NAGANO, Japan _ Dominik Hasek and Patrick Roy crouch, stand or sprawl, back into the net or play way out of the crease, whatever it takes to stop the puck.
They're the world's best goaltenders, and both are in peak form heading into the most riveting individual showdown of the Olympic hockey tournament.
Roy leads undefeated Canada against Hasek's Czech Republic team (3-1) in Friday's semifinals, while Finland (2-2) plays Russia (4-0). The winners advance to Sunday's gold-medal game; the losers play Saturday for the bronze.
Both Canada and the Czech Republic are gold-starved.
The Canadians haven't won the Olympics since 1952, settling for silver after a thrilling shootout loss to Sweden at the 1994 games. The former Czechoslovakia won four silver medals, but never gold.
Hasek and Roy are out to change that.
"Either of them can win a game," Canada's Mark Recchi said.

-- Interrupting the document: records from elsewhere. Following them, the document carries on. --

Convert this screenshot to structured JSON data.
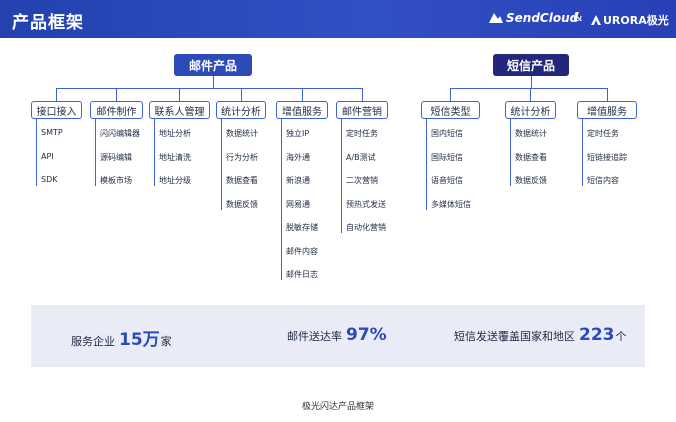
{
  "header": {
    "title": "产品框架",
    "brand_sendcloud": "SendCloud",
    "brand_amp": "&",
    "brand_aurora": "URORA极光"
  },
  "mail": {
    "root": "邮件产品",
    "categories": [
      {
        "label": "接口接入",
        "items": [
          "SMTP",
          "API",
          "SDK"
        ]
      },
      {
        "label": "邮件制作",
        "items": [
          "闪闪编辑器",
          "源码编辑",
          "模板市场"
        ]
      },
      {
        "label": "联系人管理",
        "items": [
          "地址分析",
          "地址清洗",
          "地址分级"
        ]
      },
      {
        "label": "统计分析",
        "items": [
          "数据统计",
          "行为分析",
          "数据查看",
          "数据反馈"
        ]
      },
      {
        "label": "增值服务",
        "items": [
          "独立IP",
          "海外通",
          "新浪通",
          "网易通",
          "脱敏存储",
          "邮件内容",
          "邮件日志"
        ]
      },
      {
        "label": "邮件营销",
        "items": [
          "定时任务",
          "A/B测试",
          "二次营销",
          "预热式发送",
          "自动化营销"
        ]
      }
    ]
  },
  "sms": {
    "root": "短信产品",
    "categories": [
      {
        "label": "短信类型",
        "items": [
          "国内短信",
          "国际短信",
          "语音短信",
          "多媒体短信"
        ]
      },
      {
        "label": "统计分析",
        "items": [
          "数据统计",
          "数据查看",
          "数据反馈"
        ]
      },
      {
        "label": "增值服务",
        "items": [
          "定时任务",
          "短链接追踪",
          "短信内容"
        ]
      }
    ]
  },
  "stats": [
    {
      "label": "服务企业",
      "value": "15万",
      "unit": "家"
    },
    {
      "label": "邮件送达率",
      "value": "97%",
      "unit": ""
    },
    {
      "label": "短信发送覆盖国家和地区",
      "value": "223",
      "unit": "个"
    }
  ],
  "caption": "极光闪达产品框架",
  "colors": {
    "accent": "#2c4bb9",
    "dark_root": "#22277a",
    "line": "#3f63d6",
    "stat_bg": "#e9ecf6"
  }
}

Both goalies are 32 and left-handed. That's where their similarities end.
Hasek's unusual style involves rolling around on the ice, legs splayed, arms flying, until the puck hits him.

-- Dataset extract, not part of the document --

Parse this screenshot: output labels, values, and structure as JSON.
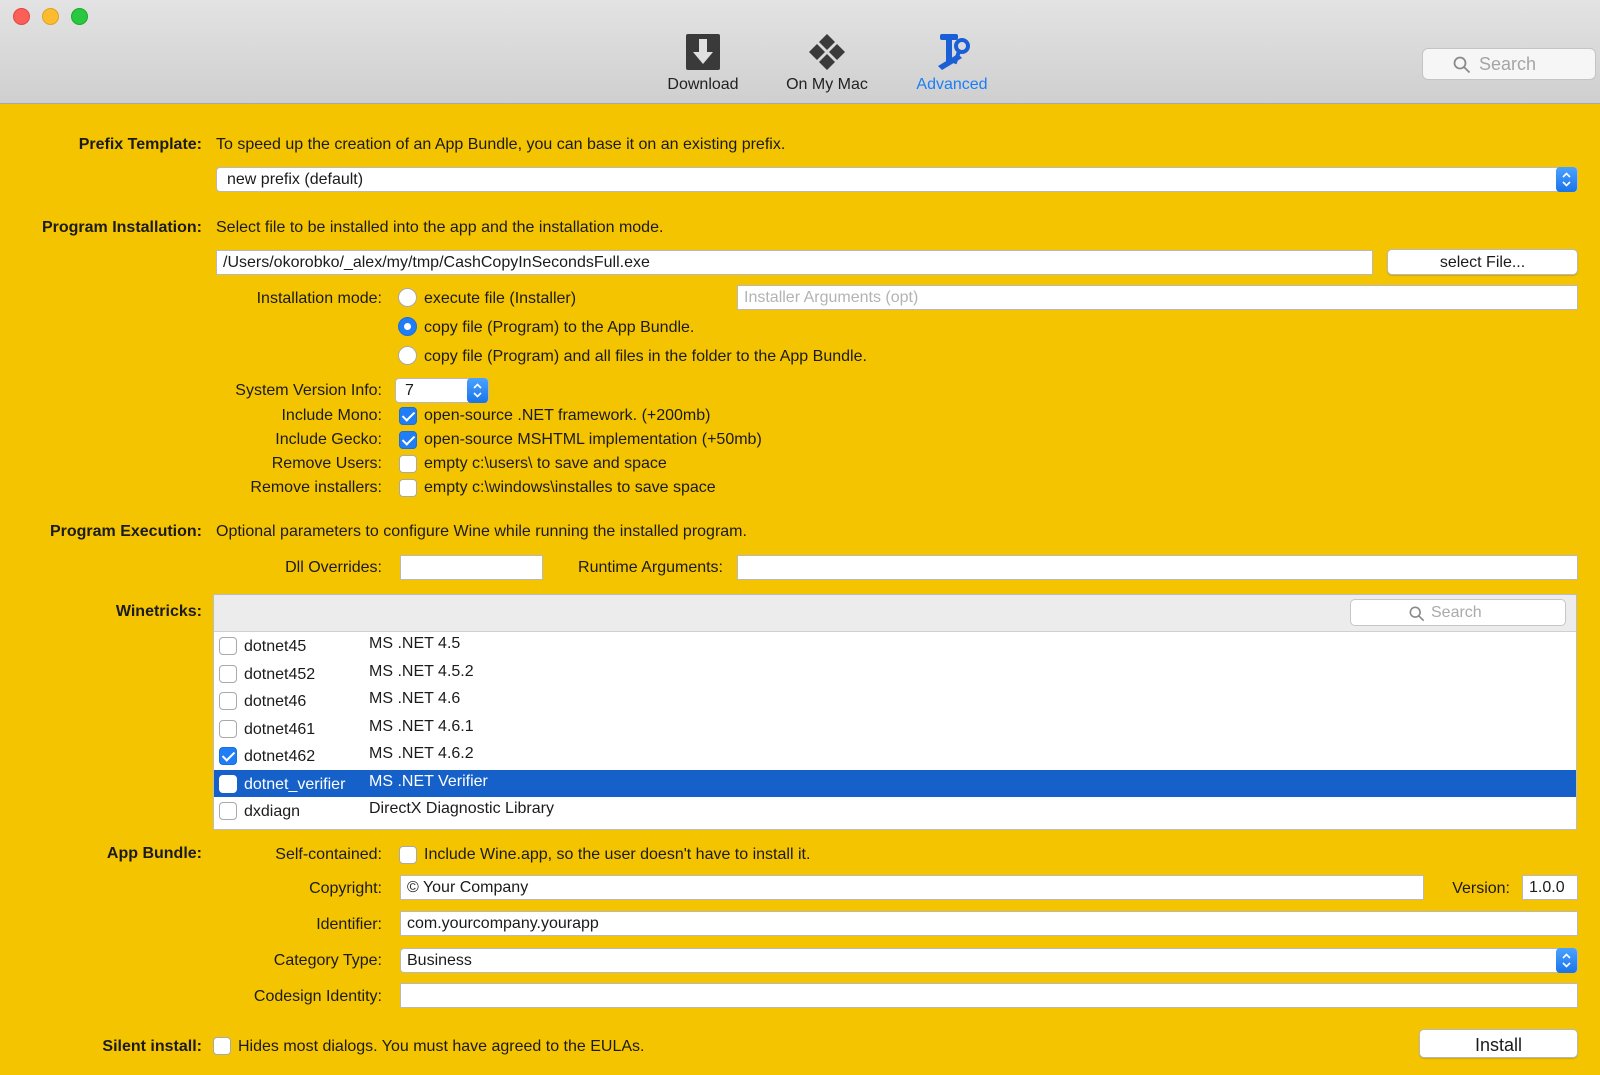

"Dominik relies on his quickness and he's unorthodox," said Canada's Joe Sakic, who won't play Friday because of a left knee injury.
Hasek is self-taught. There were no goaltending coaches in Czechoslovakia, not that he believes in them anyway. As a youngster, the only thing he was told was to keep his stick on the ice.

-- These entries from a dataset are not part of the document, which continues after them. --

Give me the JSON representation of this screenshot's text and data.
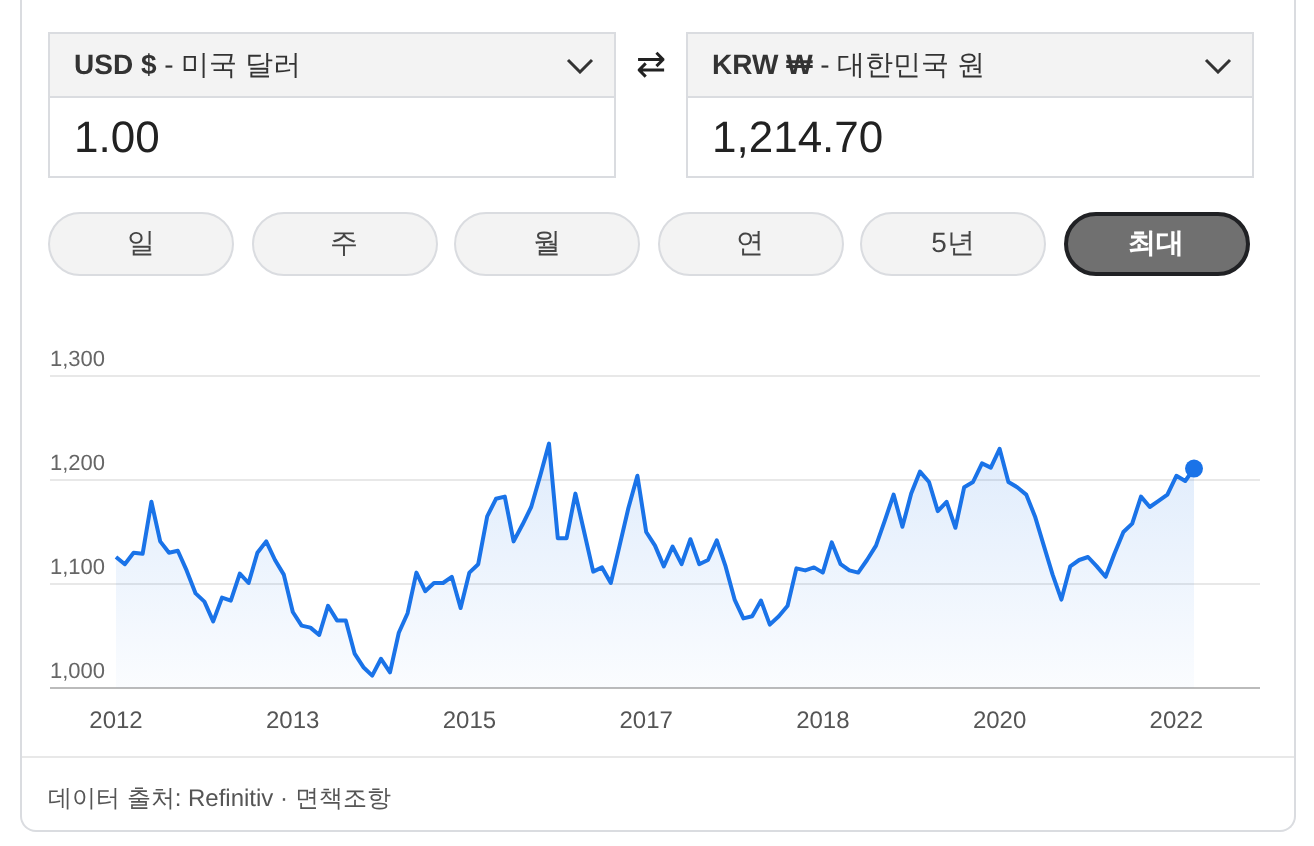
{
  "converter": {
    "from": {
      "label": "**USD $** - 미국 달러",
      "value": "1.00"
    },
    "swap": "⇄",
    "to": {
      "label": "**KRW ₩** - 대한민국 원",
      "value": "1,214.70"
    }
  },
  "ranges": [
    {
      "label": "일",
      "selected": false
    },
    {
      "label": "주",
      "selected": false
    },
    {
      "label": "월",
      "selected": false
    },
    {
      "label": "연",
      "selected": false
    },
    {
      "label": "5년",
      "selected": false
    },
    {
      "label": "최대",
      "selected": true
    }
  ],
  "chart": {
    "chart_data": {
      "type": "area",
      "ylim": [
        1000,
        1300
      ],
      "yticks": [
        {
          "value": 1000,
          "label": "1,000"
        },
        {
          "value": 1100,
          "label": "1,100"
        },
        {
          "value": 1200,
          "label": "1,200"
        },
        {
          "value": 1300,
          "label": "1,300"
        }
      ],
      "categories": [
        "2012",
        null,
        null,
        null,
        null,
        null,
        null,
        null,
        null,
        null,
        null,
        null,
        null,
        null,
        null,
        null,
        null,
        null,
        null,
        null,
        "2013",
        null,
        null,
        null,
        null,
        null,
        null,
        null,
        null,
        null,
        null,
        null,
        null,
        null,
        null,
        null,
        null,
        null,
        null,
        null,
        "2015",
        null,
        null,
        null,
        null,
        null,
        null,
        null,
        null,
        null,
        null,
        null,
        null,
        null,
        null,
        null,
        null,
        null,
        null,
        null,
        "2017",
        null,
        null,
        null,
        null,
        null,
        null,
        null,
        null,
        null,
        null,
        null,
        null,
        null,
        null,
        null,
        null,
        null,
        null,
        null,
        "2018",
        null,
        null,
        null,
        null,
        null,
        null,
        null,
        null,
        null,
        null,
        null,
        null,
        null,
        null,
        null,
        null,
        null,
        null,
        null,
        "2020",
        null,
        null,
        null,
        null,
        null,
        null,
        null,
        null,
        null,
        null,
        null,
        null,
        null,
        null,
        null,
        null,
        null,
        null,
        null,
        "2022",
        null,
        null
      ],
      "series": [
        {
          "color": "#1a73e8",
          "values": [
            1126,
            1119,
            1130,
            1129,
            1179,
            1141,
            1130,
            1132,
            1113,
            1091,
            1083,
            1064,
            1087,
            1084,
            1110,
            1101,
            1130,
            1141,
            1123,
            1109,
            1073,
            1060,
            1058,
            1051,
            1079,
            1065,
            1065,
            1033,
            1020,
            1012,
            1028,
            1015,
            1053,
            1072,
            1111,
            1093,
            1101,
            1101,
            1107,
            1077,
            1111,
            1119,
            1165,
            1182,
            1184,
            1141,
            1157,
            1174,
            1204,
            1235,
            1144,
            1144,
            1187,
            1149,
            1112,
            1116,
            1101,
            1137,
            1173,
            1204,
            1150,
            1137,
            1117,
            1136,
            1119,
            1143,
            1119,
            1123,
            1142,
            1117,
            1085,
            1067,
            1069,
            1084,
            1061,
            1069,
            1079,
            1115,
            1113,
            1116,
            1111,
            1140,
            1119,
            1113,
            1111,
            1123,
            1137,
            1161,
            1186,
            1155,
            1187,
            1208,
            1198,
            1170,
            1179,
            1154,
            1193,
            1198,
            1216,
            1212,
            1230,
            1198,
            1193,
            1186,
            1165,
            1137,
            1109,
            1085,
            1117,
            1123,
            1126,
            1117,
            1107,
            1129,
            1150,
            1158,
            1184,
            1174,
            1180,
            1186,
            1204,
            1199,
            1211
          ]
        }
      ]
    }
  },
  "footer": {
    "source": "데이터 출처: Refinitiv · ",
    "link": "면책조항"
  }
}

Roy, on the other hand, is less flashy. Behind his mask, he talks to himself in either English or his native French.
"He's the best I've seen in anticipating. Mentally, you're not going to beat Roy," said Sakic of his teammate on the NHL's Colorado Avalanche.
"I try to concentrate and not let my emotion go," Roy said. "Any big saves or a goal, you have to stay the same. I always think about making the next save."
The Hasek-Roy rivalry began in the NHL, where they've faced each other nine times as starters during the regular season.
Hasek is 4-2-3 in those games, with three shutouts and a 1.84 goals-against average for the Buffalo Sabres. Roy has one shutout and a 2.07 goals-against mark.
But Roy is slightly better in Nagano.
Playing his first international tournament, he's helped Canada to four consecutive wins, including a 30-save performance against the United States. His average of one goal per game is tops among the four remaining goalies.
Hasek is 3-1 in the Olympics, with a 1.25 goals-against mark and a .955 save percentage, stopping 105 of 110 shots. He stopped 38 shots in a 4-1 quarterfinal win over the United States.
"Some of the saves he made were unbelievable," Czech captain Vladimir Ruzicka said. "I've never seen a better goalie. His legs were going over here, his hands were going over there."
Befitting their status as the NHL's best, Hasek and Roy have dominated the league's awards in recent years.
They're both three-time winners of the Vezina Trophy for goaltending. Last season, Hasek was the league's most valuable player. Roy is a three-time Stanley Cup winner and twice MVP of the playoffs.
"I would not trade my Stanley Cup for a gold medal, but I'd love to add a gold medal," Roy said.
Both are equally talented, but Hasek may have an edge over Roy on the bigger international ice surface. Roy has spent his career on the 3,000-square-foot smaller North American rinks.
"There's a good difference, especially on the angle since a guy is further away," Roy said. "On the power play, it takes more time for players to get in front of the net. I thought it would be more crowded in front of our net."
The impact of Hasek and Roy could be lessened if either side minimizes the other's scoring chances.
"It's very important to get traffic in front of him, but in the bigger rink, it's more difficult because you're so spread out," Canada's Kevin Stevens said of Hasek.
"They're two of the best goalies in the game and they're both on their game right now," Canada's Brendan Shanahan said. "It should be a real challenge for the goal-scorers on both sides."